Report of performing gas tests in unsafe manner is not a good faith report of a violation of law under Whistleblower Act

 

Dallas Independent School District v. Watson, 05-12-00254-CV (Tex. App. – Dallas, February 28, 2014).

This is an appeal from a final judgment for the Plaintiff in a Texas Whistleblower Act case where the Dallas Court of Appeals reversed and dismissed the underlying claims.

Watson was terminated from his position as a plumber for DISD. Watson’s supervisor required him to perform three gas tests a day at various schools in the district where he discovered leaks in various systems. Watson notified the Texas Railroad Commission that he was being pressured into these test in an unsafe and “hurried-up” manner. Watson was subsequently terminated. After a jury returned a verdict in Watson’s favor, DISD appealed.

After going through some of the main cases for a “good faith” report, the court concluded Watson’s allegations merely recite his prediction that completing three gas tests on a single day in the future might be “unsafe” and “hurried-up.” There is no evidence performing the tests in this manner would have constituted a “violation of law.”  As a result, the trial court lacked jurisdiction over the case and should have granted the City’s plea to the jurisdiction. Verdict reversed and claims dismissed.

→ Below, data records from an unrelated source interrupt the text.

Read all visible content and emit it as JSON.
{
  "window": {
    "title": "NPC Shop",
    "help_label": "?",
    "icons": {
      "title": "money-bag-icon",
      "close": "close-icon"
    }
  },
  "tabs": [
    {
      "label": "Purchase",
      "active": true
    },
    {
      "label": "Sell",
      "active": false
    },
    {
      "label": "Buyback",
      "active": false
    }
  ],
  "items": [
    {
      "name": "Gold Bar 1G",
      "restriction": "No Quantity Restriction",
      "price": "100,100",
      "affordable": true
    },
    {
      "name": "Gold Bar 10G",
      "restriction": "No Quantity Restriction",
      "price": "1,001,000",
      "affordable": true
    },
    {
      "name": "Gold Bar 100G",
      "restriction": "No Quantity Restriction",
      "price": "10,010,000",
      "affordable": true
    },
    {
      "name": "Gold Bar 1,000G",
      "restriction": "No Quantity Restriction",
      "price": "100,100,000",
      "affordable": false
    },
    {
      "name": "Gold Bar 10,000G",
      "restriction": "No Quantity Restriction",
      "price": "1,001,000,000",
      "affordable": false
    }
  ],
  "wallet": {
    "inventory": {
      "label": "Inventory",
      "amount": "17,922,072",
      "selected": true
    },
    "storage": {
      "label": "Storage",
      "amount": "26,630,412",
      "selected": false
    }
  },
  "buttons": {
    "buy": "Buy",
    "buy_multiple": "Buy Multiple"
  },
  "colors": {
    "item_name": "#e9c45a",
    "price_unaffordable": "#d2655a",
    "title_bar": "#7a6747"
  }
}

If you would like to read this opinion click here. Panel: Justice Moseley, Justices Bridges and Lang-Miers. Opinion by Justice Bridges. The attorneys listed for DISD are Jamison Dean Newberg, Kathryn E. Long, and Carlos G. Lopez.  The attorneys listed for Watson are Steven E. Clark, Zac Duffy, and Hance W. Burrow III.